The project team faced a variety of geotechnical challenges including the presence of fill, soft organic soils, compressible natural sand/silt and a relatively high groundwater table combined with heavy loads. Supporting footings and slabs directly on the existing unimproved soils would have led to excessive settlement.
Geotechnical Design Solution:
The design team evaluated a number of foundation support solutions including augercast piles and structural slabs, and shallow footings and slabs-on-grade after Geopier GeoConcrete® Column (GCC) Rigid Inclusion and Rammed Aggregate Pier® (RAP) ground improvement. The Geopier GCC and RAP solution was substantially less expensive and faster than the augercast pile option and proved to be the best geotechnical solution for the project.
Geopier GCCs and RAPs allowed for traditional shallow footings and slab-on-grade construction. The GCCs were designed to limit total and differential post-construction footing settlement to less than 1 ½ inches and 1 inch respectively, and provided a maximum allowable footing bearing pressure of 9.5 kips per square foot.
- Substantial cost savings compared to augercast piles and structural slabs.
- Simplified foundation construction using shallow footings and slabs-on-grade.
- Displacement technique eliminated dewatering and excess spoils.
- Fast installation.
Ground Improvement Construction:
Helical installed more than 900 GeoConcrete Column Rigid Inclusion elements and 100 Rammed Aggregate Piers with one Geopier rig and crew. They were installed using a displacement technique that did not require dewatering and did not generate excess spoils, ultimately reducing premium dewatering and off-site soil disposal costs. Geopier GCCs were used to support footings, while Geopier RAPs were used to support slabs-on-grade. Helical’s designer engineered a structural fill pad (“footing pad”) beneath the footings to help transfer footing stresses to the GCCs and surrounding matrix soil. The footing pads also provided a stable subgrade for footing construction.
Quality Assurance And Control:

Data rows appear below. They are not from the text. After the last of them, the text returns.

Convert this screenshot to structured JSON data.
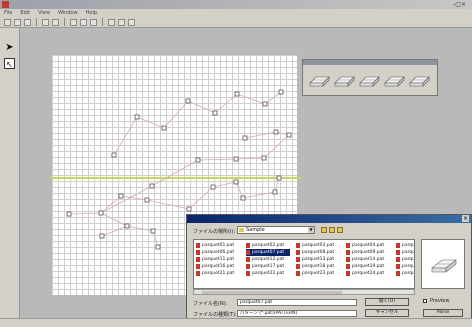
{
  "app": {
    "title": "",
    "menus": [
      "File",
      "Edit",
      "View",
      "Window",
      "Help"
    ]
  },
  "tools": {
    "select_icon": "arrow-pointer",
    "node_icon": "node-pointer"
  },
  "palette": {
    "tile_count": 5,
    "tile_icon": "parquet-tile"
  },
  "dialog": {
    "title": "",
    "look_in_label": "ファイルの場所(I):",
    "look_in_value": "Sample",
    "files": [
      "parquet01.pat",
      "parquet06.pat",
      "parquet11.pat",
      "parquet16.pat",
      "parquet21.pat",
      "parquet02.pat",
      "parquet07.pat",
      "parquet12.pat",
      "parquet17.pat",
      "parquet22.pat",
      "parquet03.pat",
      "parquet08.pat",
      "parquet13.pat",
      "parquet18.pat",
      "parquet23.pat",
      "parquet04.pat",
      "parquet09.pat",
      "parquet14.pat",
      "parquet19.pat",
      "parquet24.pat",
      "parquet05.pat",
      "parquet10.pat",
      "parquet15.pat",
      "parquet20.pat",
      "parquet25.pat"
    ],
    "selected_file": "parquet07.pat",
    "filename_label": "ファイル名(N):",
    "filename_value": "parquet07.pat",
    "filetype_label": "ファイルの種類(T):",
    "filetype_value": "パターン (*.pat)(PATTERN)",
    "open_button": "開く(O)",
    "cancel_button": "キャンセル",
    "preview_label": "Preview",
    "help_button": "Parse"
  },
  "status": {
    "text": ""
  },
  "colors": {
    "sheet_grid": "#cfcfcf",
    "generator_line": "#c9d65a",
    "segment": "#d9a5b5",
    "selection": "#0a246a"
  }
}
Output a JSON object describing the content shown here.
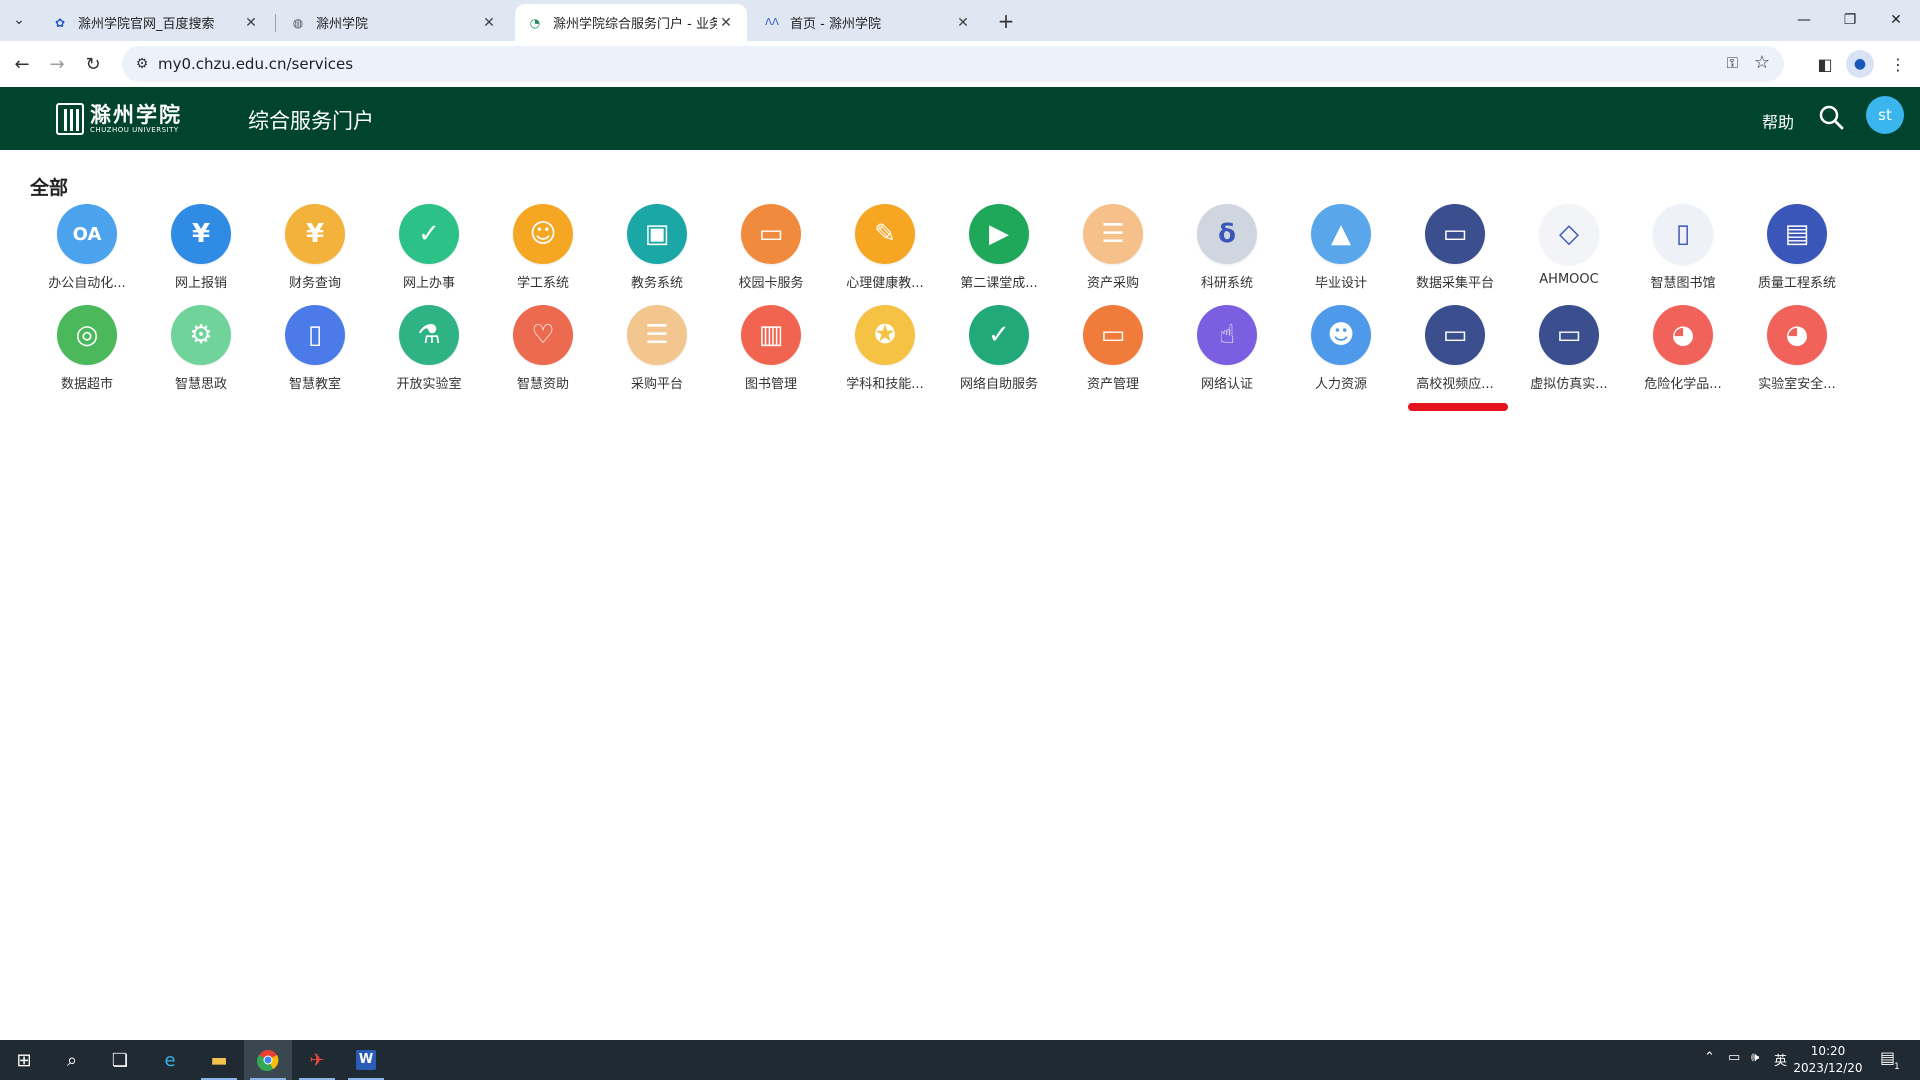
{
  "browser": {
    "tabs": [
      {
        "title": "滁州学院官网_百度搜索",
        "icon": "baidu-paw-icon",
        "active": false
      },
      {
        "title": "滁州学院",
        "icon": "globe-icon",
        "active": false
      },
      {
        "title": "滁州学院综合服务门户 - 业务系",
        "icon": "portal-icon",
        "active": true
      },
      {
        "title": "首页 - 滁州学院",
        "icon": "school-logo-icon",
        "active": false
      }
    ],
    "url": "my0.chzu.edu.cn/services"
  },
  "header": {
    "logo_cn": "滁州学院",
    "logo_en": "CHUZHOU UNIVERSITY",
    "title": "综合服务门户",
    "help": "帮助",
    "avatar": "st"
  },
  "section": {
    "title": "全部"
  },
  "apps": [
    {
      "label": "办公自动化...",
      "glyph": "OA",
      "color": "#4aa3ec",
      "icon": "oa-monitor-icon"
    },
    {
      "label": "网上报销",
      "glyph": "¥",
      "color": "#2f8be3",
      "icon": "yen-hand-icon"
    },
    {
      "label": "财务查询",
      "glyph": "¥",
      "color": "#f3b23b",
      "icon": "finance-doc-icon"
    },
    {
      "label": "网上办事",
      "glyph": "✓",
      "color": "#2cc287",
      "icon": "check-circle-icon"
    },
    {
      "label": "学工系统",
      "glyph": "☺",
      "color": "#f5a623",
      "icon": "graduate-person-icon"
    },
    {
      "label": "教务系统",
      "glyph": "▣",
      "color": "#1aa7a6",
      "icon": "devices-icon"
    },
    {
      "label": "校园卡服务",
      "glyph": "▭",
      "color": "#f08a3c",
      "icon": "campus-card-icon"
    },
    {
      "label": "心理健康教...",
      "glyph": "✎",
      "color": "#f6a623",
      "icon": "note-pen-icon"
    },
    {
      "label": "第二课堂成...",
      "glyph": "▶",
      "color": "#1fa85a",
      "icon": "play-diamond-icon"
    },
    {
      "label": "资产采购",
      "glyph": "☰",
      "color": "#f5c089",
      "icon": "clipboard-icon"
    },
    {
      "label": "科研系统",
      "glyph": "δ",
      "color": "#cfd6e0",
      "icon": "microscope-science-icon"
    },
    {
      "label": "毕业设计",
      "glyph": "▲",
      "color": "#5aa6ea",
      "icon": "graduation-cap-icon"
    },
    {
      "label": "数据采集平台",
      "glyph": "▭",
      "color": "#3b4f8f",
      "icon": "laptop-icon"
    },
    {
      "label": "AHMOOC",
      "glyph": "◇",
      "color": "#f2f4f8",
      "icon": "network-nodes-icon"
    },
    {
      "label": "智慧图书馆",
      "glyph": "▯",
      "color": "#eef2f8",
      "icon": "bookmark-book-icon"
    },
    {
      "label": "质量工程系统",
      "glyph": "▤",
      "color": "#3a56b8",
      "icon": "open-book-icon"
    },
    {
      "label": "数据超市",
      "glyph": "◎",
      "color": "#4cb85c",
      "icon": "database-coins-icon"
    },
    {
      "label": "智慧思政",
      "glyph": "⚙",
      "color": "#6fd39a",
      "icon": "gear-magnifier-icon"
    },
    {
      "label": "智慧教室",
      "glyph": "▯",
      "color": "#4a7be8",
      "icon": "door-icon"
    },
    {
      "label": "开放实验室",
      "glyph": "⚗",
      "color": "#30b384",
      "icon": "flask-icon"
    },
    {
      "label": "智慧资助",
      "glyph": "♡",
      "color": "#ec6a4f",
      "icon": "hand-heart-icon"
    },
    {
      "label": "采购平台",
      "glyph": "☰",
      "color": "#f3c690",
      "icon": "clipboard-list-icon"
    },
    {
      "label": "图书管理",
      "glyph": "▥",
      "color": "#f16450",
      "icon": "book-icon"
    },
    {
      "label": "学科和技能...",
      "glyph": "✪",
      "color": "#f5c243",
      "icon": "award-ribbon-icon"
    },
    {
      "label": "网络自助服务",
      "glyph": "✓",
      "color": "#22a97a",
      "icon": "monitor-check-icon"
    },
    {
      "label": "资产管理",
      "glyph": "▭",
      "color": "#f07b3a",
      "icon": "presentation-screen-icon"
    },
    {
      "label": "网络认证",
      "glyph": "☝",
      "color": "#7b5fe0",
      "icon": "wifi-finger-icon"
    },
    {
      "label": "人力资源",
      "glyph": "☻",
      "color": "#4f99ea",
      "icon": "people-icon"
    },
    {
      "label": "高校视频应...",
      "glyph": "▭",
      "color": "#3b4f8f",
      "icon": "laptop-icon"
    },
    {
      "label": "虚拟仿真实...",
      "glyph": "▭",
      "color": "#3b4f8f",
      "icon": "laptop-icon"
    },
    {
      "label": "危险化学品...",
      "glyph": "◕",
      "color": "#f1625a",
      "icon": "hazard-chemical-icon"
    },
    {
      "label": "实验室安全...",
      "glyph": "◕",
      "color": "#f1625a",
      "icon": "lab-safety-icon"
    }
  ],
  "taskbar": {
    "ime": "英",
    "time": "10:20",
    "date": "2023/12/20",
    "notifications": "1"
  }
}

Helical’s crew included a full-time Quality Control person to oversee all testing and installation procedures. A full-scale modulus test was conducted on a test footing supported by a group of three GCCs to 200% of the GCC element design stress. Two individual GCC modulus tests were also performed to 200% of the GCC element design stress. The testing results showed deflections of less than 1/4 -inch at the design stress levels indicating superior performance of the ground.